--- Task to carry out ---
Every line that contains the word "poll" should be copied from the records below.

- - - - -

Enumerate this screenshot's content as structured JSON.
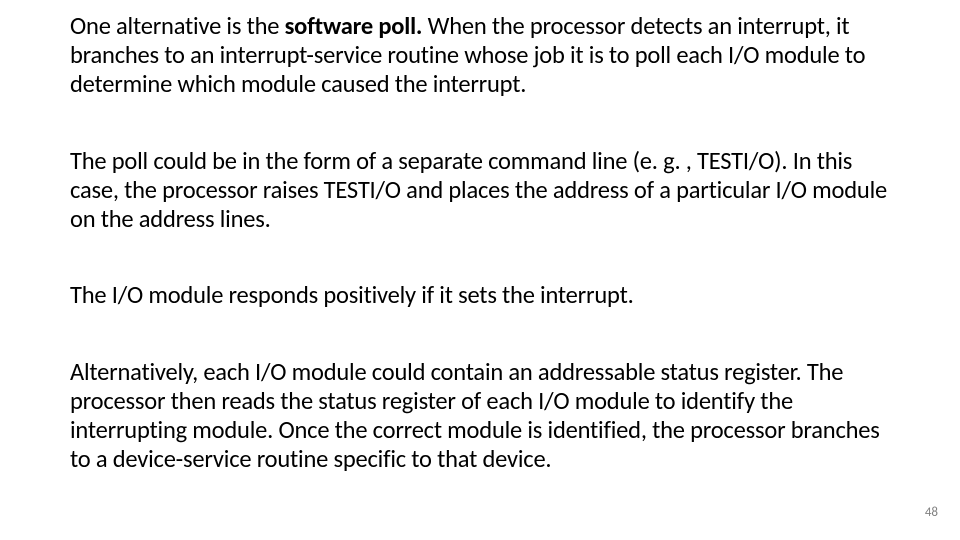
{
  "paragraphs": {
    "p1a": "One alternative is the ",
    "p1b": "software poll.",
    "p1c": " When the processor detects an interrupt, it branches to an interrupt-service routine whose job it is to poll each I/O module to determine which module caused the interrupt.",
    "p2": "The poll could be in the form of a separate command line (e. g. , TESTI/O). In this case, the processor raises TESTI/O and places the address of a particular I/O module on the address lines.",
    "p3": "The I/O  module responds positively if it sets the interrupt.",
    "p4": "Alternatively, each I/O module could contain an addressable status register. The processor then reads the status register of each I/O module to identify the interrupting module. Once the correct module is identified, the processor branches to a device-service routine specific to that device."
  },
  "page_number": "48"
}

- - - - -

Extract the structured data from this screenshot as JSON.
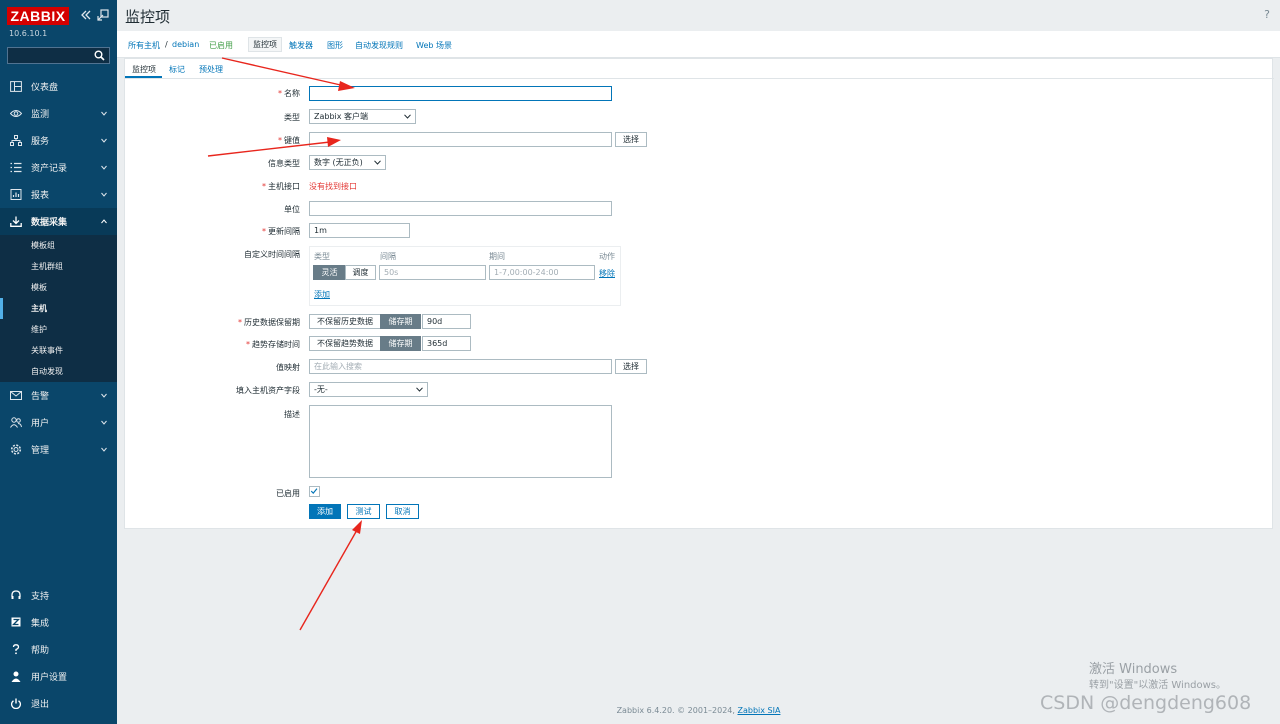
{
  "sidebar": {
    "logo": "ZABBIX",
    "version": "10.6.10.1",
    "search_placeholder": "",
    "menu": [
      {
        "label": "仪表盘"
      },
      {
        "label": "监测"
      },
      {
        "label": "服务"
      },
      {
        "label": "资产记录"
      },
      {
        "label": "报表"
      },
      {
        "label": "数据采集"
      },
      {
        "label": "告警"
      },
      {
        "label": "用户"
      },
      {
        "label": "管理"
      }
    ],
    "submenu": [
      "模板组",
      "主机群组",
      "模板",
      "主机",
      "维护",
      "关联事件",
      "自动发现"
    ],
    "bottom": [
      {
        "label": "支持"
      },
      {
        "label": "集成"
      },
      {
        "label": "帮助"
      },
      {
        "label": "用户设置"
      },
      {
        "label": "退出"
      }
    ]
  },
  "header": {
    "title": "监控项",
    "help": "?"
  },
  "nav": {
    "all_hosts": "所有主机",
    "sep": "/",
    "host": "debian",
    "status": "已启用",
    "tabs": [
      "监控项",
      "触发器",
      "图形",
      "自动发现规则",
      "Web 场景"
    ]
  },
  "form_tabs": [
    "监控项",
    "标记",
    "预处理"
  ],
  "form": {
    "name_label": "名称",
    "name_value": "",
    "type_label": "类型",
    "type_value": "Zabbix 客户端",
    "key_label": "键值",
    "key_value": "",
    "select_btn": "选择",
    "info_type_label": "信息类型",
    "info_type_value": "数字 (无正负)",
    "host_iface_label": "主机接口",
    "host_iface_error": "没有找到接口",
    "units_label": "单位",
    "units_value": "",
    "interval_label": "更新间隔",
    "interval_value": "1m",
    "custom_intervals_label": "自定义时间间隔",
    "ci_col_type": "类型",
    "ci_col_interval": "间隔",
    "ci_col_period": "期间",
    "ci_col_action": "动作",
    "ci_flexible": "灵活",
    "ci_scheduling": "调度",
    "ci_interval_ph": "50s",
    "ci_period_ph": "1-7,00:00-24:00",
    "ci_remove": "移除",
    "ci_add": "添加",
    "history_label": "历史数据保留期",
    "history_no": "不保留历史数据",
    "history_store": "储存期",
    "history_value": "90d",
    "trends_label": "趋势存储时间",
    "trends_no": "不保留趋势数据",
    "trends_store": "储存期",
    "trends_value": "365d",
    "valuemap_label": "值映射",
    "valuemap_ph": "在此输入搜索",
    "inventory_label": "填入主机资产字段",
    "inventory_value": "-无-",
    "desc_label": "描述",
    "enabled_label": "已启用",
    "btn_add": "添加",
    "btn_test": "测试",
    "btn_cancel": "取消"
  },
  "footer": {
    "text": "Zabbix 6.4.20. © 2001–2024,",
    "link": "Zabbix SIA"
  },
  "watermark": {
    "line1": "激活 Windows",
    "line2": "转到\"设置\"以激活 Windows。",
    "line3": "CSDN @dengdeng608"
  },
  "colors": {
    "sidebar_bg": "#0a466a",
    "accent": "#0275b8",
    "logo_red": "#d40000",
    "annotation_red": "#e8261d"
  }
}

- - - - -

--- Response ---
    "p1b": "software poll.",
    "p1c": " When the processor detects an interrupt, it branches to an interrupt-service routine whose job it is to poll each I/O module to determine which module caused the interrupt.",
    "p2": "The poll could be in the form of a separate command line (e. g. , TESTI/O). In this case, the processor raises TESTI/O and places the address of a particular I/O module on the address lines.",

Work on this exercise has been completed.